## EXERCISE DETAILS
Make an exact copy of the entries below.
····················
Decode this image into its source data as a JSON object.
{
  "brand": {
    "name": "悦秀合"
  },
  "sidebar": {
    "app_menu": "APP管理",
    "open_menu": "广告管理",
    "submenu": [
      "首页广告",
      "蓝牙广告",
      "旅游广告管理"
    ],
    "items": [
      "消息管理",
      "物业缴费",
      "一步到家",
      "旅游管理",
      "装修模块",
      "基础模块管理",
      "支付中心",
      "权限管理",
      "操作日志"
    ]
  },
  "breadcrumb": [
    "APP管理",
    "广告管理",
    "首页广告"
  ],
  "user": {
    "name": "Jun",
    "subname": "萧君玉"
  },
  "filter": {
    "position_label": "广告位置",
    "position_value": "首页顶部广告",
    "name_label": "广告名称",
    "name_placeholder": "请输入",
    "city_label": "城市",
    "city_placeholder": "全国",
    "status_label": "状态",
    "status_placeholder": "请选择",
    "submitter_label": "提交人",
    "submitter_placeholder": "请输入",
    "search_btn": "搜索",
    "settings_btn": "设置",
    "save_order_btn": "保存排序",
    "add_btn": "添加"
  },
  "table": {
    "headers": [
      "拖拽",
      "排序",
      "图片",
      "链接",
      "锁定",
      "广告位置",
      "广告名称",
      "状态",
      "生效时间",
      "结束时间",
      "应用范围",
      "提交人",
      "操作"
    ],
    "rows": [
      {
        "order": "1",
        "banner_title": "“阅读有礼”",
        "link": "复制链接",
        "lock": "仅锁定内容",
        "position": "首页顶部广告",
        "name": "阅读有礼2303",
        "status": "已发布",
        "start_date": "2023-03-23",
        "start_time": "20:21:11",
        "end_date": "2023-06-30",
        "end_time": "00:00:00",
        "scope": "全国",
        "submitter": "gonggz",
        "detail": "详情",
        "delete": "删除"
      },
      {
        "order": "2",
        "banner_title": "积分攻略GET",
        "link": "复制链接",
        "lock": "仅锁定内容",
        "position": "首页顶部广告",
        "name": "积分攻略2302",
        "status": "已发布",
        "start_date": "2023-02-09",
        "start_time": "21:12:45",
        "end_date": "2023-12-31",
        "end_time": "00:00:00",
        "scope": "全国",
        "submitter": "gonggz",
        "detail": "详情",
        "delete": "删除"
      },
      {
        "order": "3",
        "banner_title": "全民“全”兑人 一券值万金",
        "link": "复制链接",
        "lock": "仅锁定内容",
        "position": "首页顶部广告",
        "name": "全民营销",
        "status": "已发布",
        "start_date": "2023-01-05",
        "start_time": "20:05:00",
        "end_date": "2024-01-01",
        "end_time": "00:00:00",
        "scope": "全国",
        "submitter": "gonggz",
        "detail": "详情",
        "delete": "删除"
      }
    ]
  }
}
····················
## EXERCISE RESULT
Decode this image into its source data as a JSON object.
{
  "brand": {
    "name": "悦秀合"
  },
  "sidebar": {
    "app_menu": "APP管理",
    "open_menu": "广告管理",
    "submenu": [
      "首页广告",
      "蓝牙广告",
      "旅游广告管理"
    ],
    "items": [
      "消息管理",
      "物业缴费",
      "一步到家",
      "旅游管理",
      "装修模块",
      "基础模块管理",
      "支付中心",
      "权限管理",
      "操作日志"
    ]
  },
  "breadcrumb": [
    "APP管理",
    "广告管理",
    "首页广告"
  ],
  "user": {
    "name": "Jun",
    "subname": "萧君玉"
  },
  "filter": {
    "position_label": "广告位置",
    "position_value": "首页顶部广告",
    "name_label": "广告名称",
    "name_placeholder": "请输入",
    "city_label": "城市",
    "city_placeholder": "全国",
    "status_label": "状态",
    "status_placeholder": "请选择",
    "submitter_label": "提交人",
    "submitter_placeholder": "请输入",
    "search_btn": "搜索",
    "settings_btn": "设置",
    "save_order_btn": "保存排序",
    "add_btn": "添加"
  },
  "table": {
    "headers": [
      "拖拽",
      "排序",
      "图片",
      "链接",
      "锁定",
      "广告位置",
      "广告名称",
      "状态",
      "生效时间",
      "结束时间",
      "应用范围",
      "提交人",
      "操作"
    ],
    "rows": [
      {
        "order": "1",
        "banner_title": "“阅读有礼”",
        "link": "复制链接",
        "lock": "仅锁定内容",
        "position": "首页顶部广告",
        "name": "阅读有礼2303",
        "status": "已发布",
        "start_date": "2023-03-23",
        "start_time": "20:21:11",
        "end_date": "2023-06-30",
        "end_time": "00:00:00",
        "scope": "全国",
        "submitter": "gonggz",
        "detail": "详情",
        "delete": "删除"
      },
      {
        "order": "2",
        "banner_title": "积分攻略GET",
        "link": "复制链接",
        "lock": "仅锁定内容",
        "position": "首页顶部广告",
        "name": "积分攻略2302",
        "status": "已发布",
        "start_date": "2023-02-09",
        "start_time": "21:12:45",
        "end_date": "2023-12-31",
        "end_time": "00:00:00",
        "scope": "全国",
        "submitter": "gonggz",
        "detail": "详情",
        "delete": "删除"
      },
      {
        "order": "3",
        "banner_title": "全民“全”兑人 一券值万金",
        "link": "复制链接",
        "lock": "仅锁定内容",
        "position": "首页顶部广告",
        "name": "全民营销",
        "status": "已发布",
        "start_date": "2023-01-05",
        "start_time": "20:05:00",
        "end_date": "2024-01-01",
        "end_time": "00:00:00",
        "scope": "全国",
        "submitter": "gonggz",
        "detail": "详情",
        "delete": "删除"
      }
    ]
  }
}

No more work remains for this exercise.